Whereas the Atlantic houses a collection of domesticated poodles and Pomeranians, the Metropolitan Division is more a breeding ground for vicious Dobermans and pit bulls.

And the Flyers are about to enter the teeth of that beast.

Dave Hakstol’s club plays 19 of their remaining 37 games against the rock-solid Metropolitan, the only 8-team division in hockey without a legitimate doormat or two. 

“It’s good or bad depending on whether you’re winning or not,” general manager Ron Hextall said.“It’s great taking points from other teams and adding to your total. It does put a higher importance on those games for sure. Every game is important, but certain games are just a little more important. Your lows can’t be too low. That’s the bottom line.

“They’re divisional games. They’re huge games for us, especially with how tight it is with that wild card spot,” center Sean Couturier said. “We’ve got to step up and be ready for the challenge.”

Unfortunately for the Flyers, their sore spot over their past two-plus seasons has been their play against the Metropolitan elites — the teams they’re typically chasing in the standings.

4-4-1 vs. Capitals
3-5-2 vs. Rangers
3-6-1 vs. Penguins
2-3-4 vs. Blue Jackets

Collectively, that’s a 12-18-8 record in the Dave Hakstol era with just a 4-9-6 mark on the road.
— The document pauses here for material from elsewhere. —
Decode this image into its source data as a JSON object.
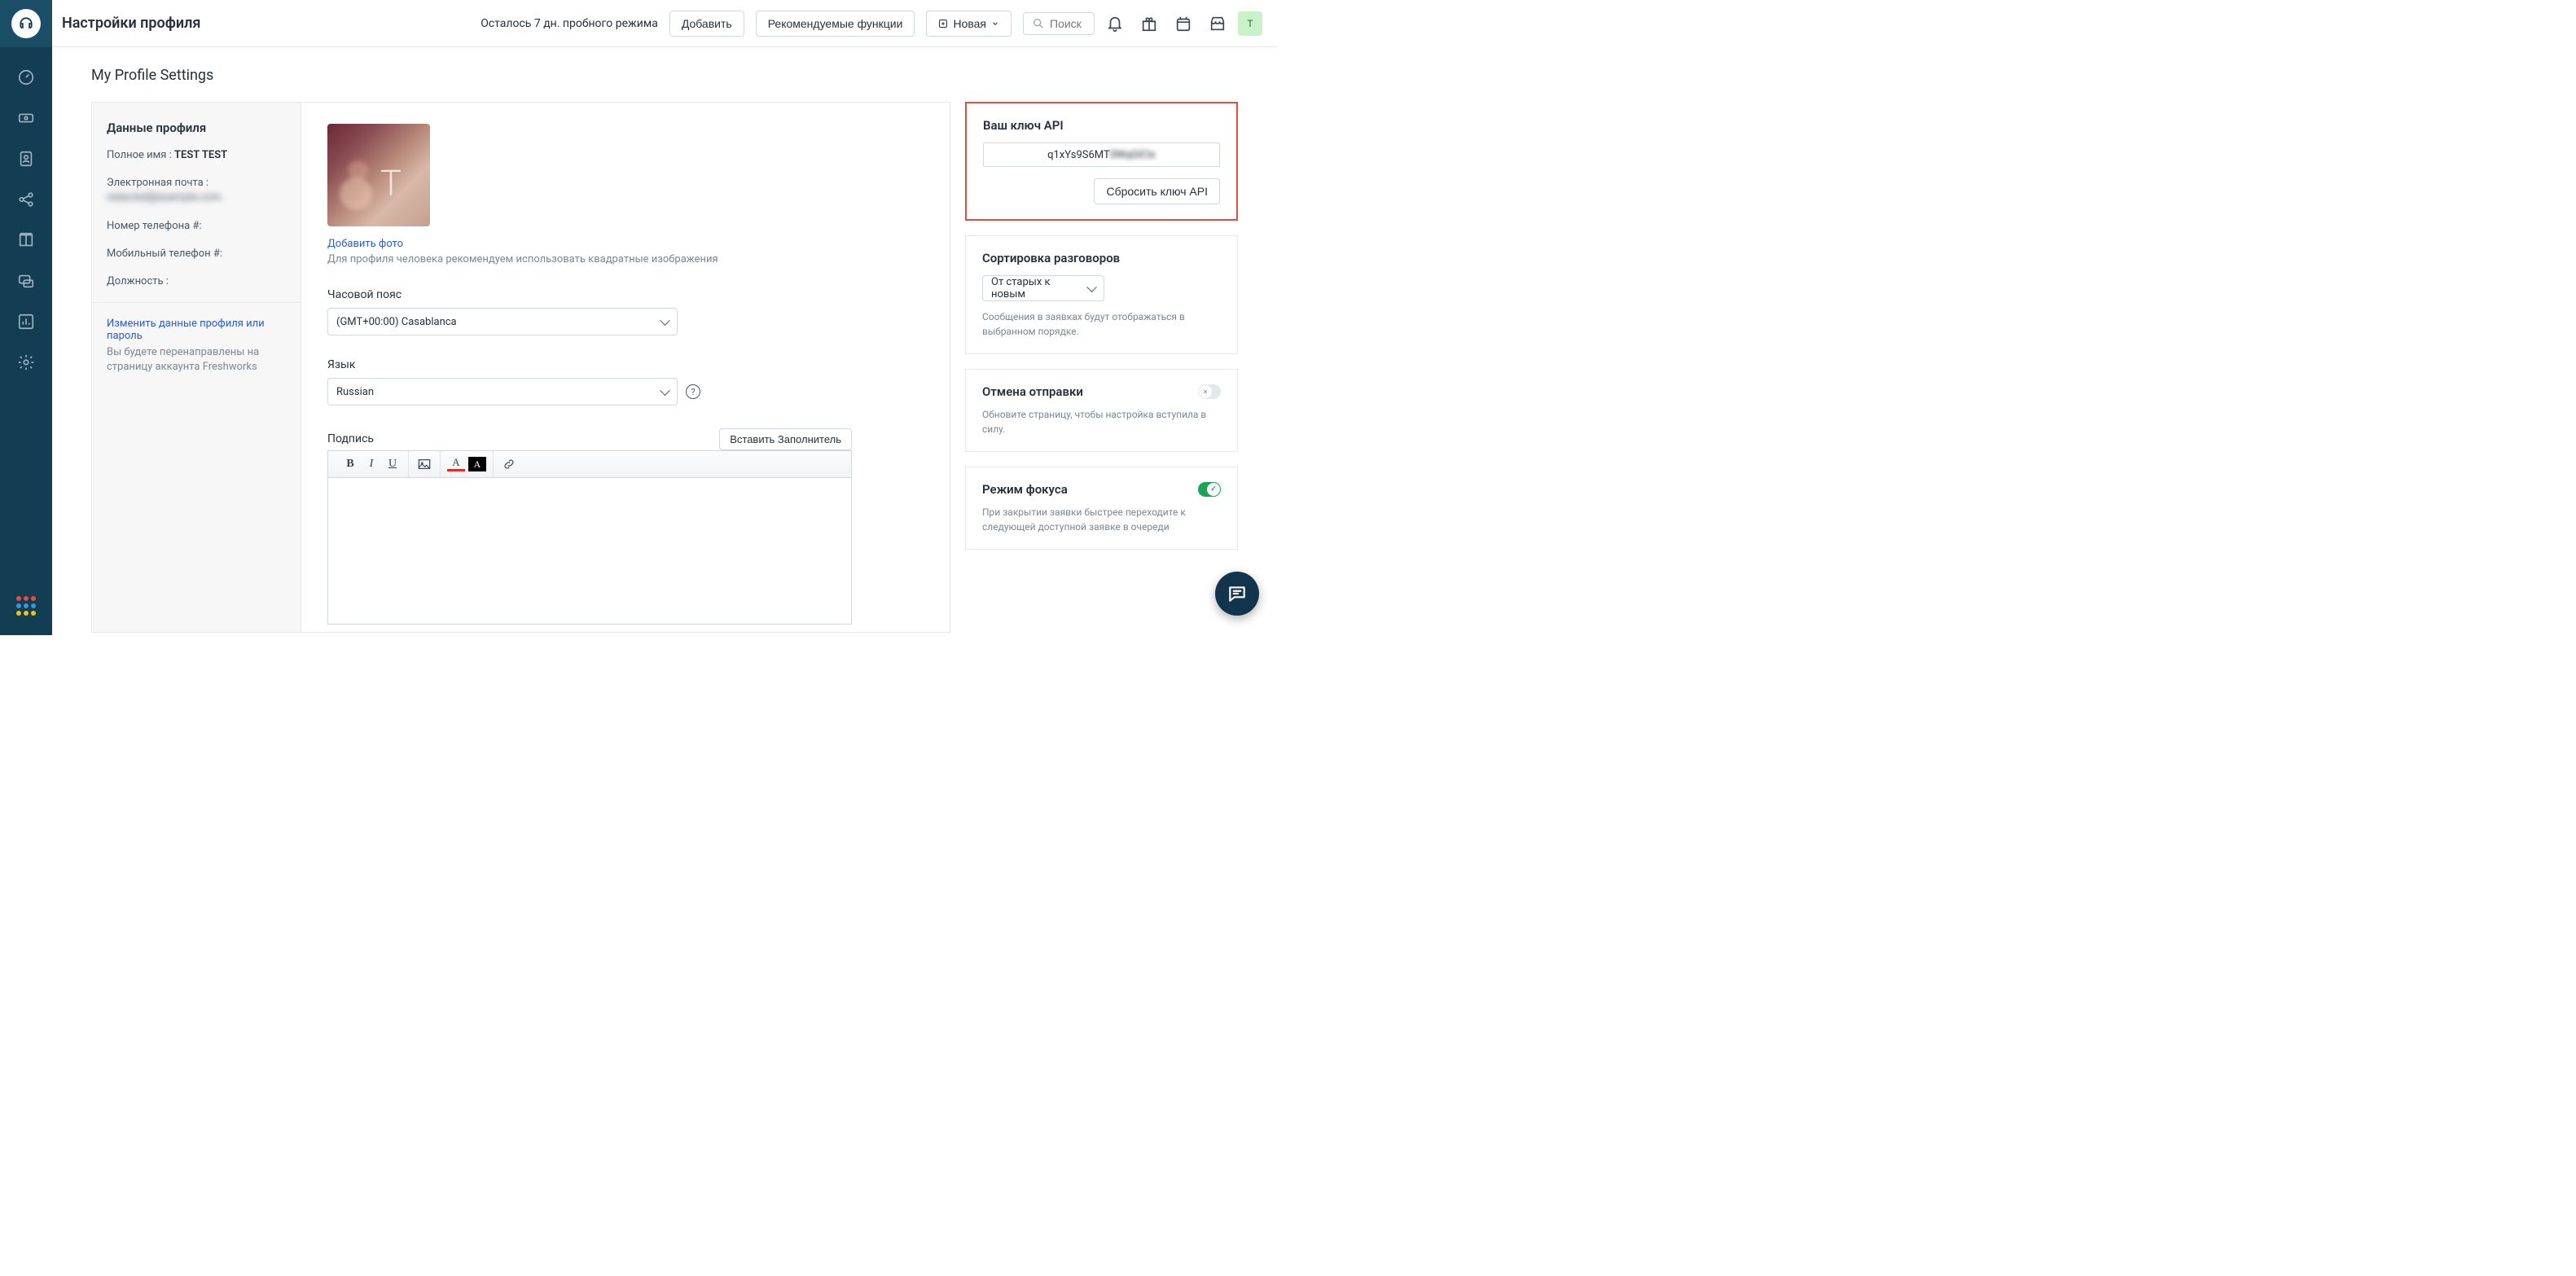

Interestingly, defenseman Brandon Manning believes roster formation has been part of the reason behind the success of the Flyers' opponents.  

“Credit to them, I think they’ve done a good job of getting better every year,” Manning said. “You look at what Pittsburgh does with their turnover and still finding a way to win. Columbus is so much better and you look at Jersey, which hasn’t been the greatest team the past couple of years, but this year they have a really good hockey team. I think credit to those teams for finding a way to get better.” 

And if there’s a direct path to the postseason, then winning these crucial divisional games has to be the way to get there. Since the formation of the NHL’s current four-division alignment in 2013-14, the Metropolitan has sent 17 teams to the playoffs and only once has a team reached the postseason without a winning record within the division — the Pittsburgh Penguins finished 9-17-4 in the Metro in 2014-15. 

The Capitals, Rangers and Blue Jackets also have the luxury of rostering a Vezina Trophy-winning goaltender in crucial divisional games, whereas, Hakstol will rely more on a platoon based on Elliott’s first-half workload and Neuvirth attempting to regain his early season form.  

“I haven’t studied the schedule that much in depth, but considering Moose started a stretch of 25 out of 30 games, that’s a real heavy workload,” Hakstol said. “I would expect the workload to be more spread out than that. We’ll find the best rhythm to be able and have both of them help our team.

“You need two goalies. I don’t care who you are,” Hextall said. “Look around the league. I said it before, there’s no Marty Brodeurs.”

Maybe not, but Saturday it all starts with Brodeur’s former team and with a back-to-back against the Devils and the Capitals this weekend. The Flyers' position within the division can change very drastically one direction or the other.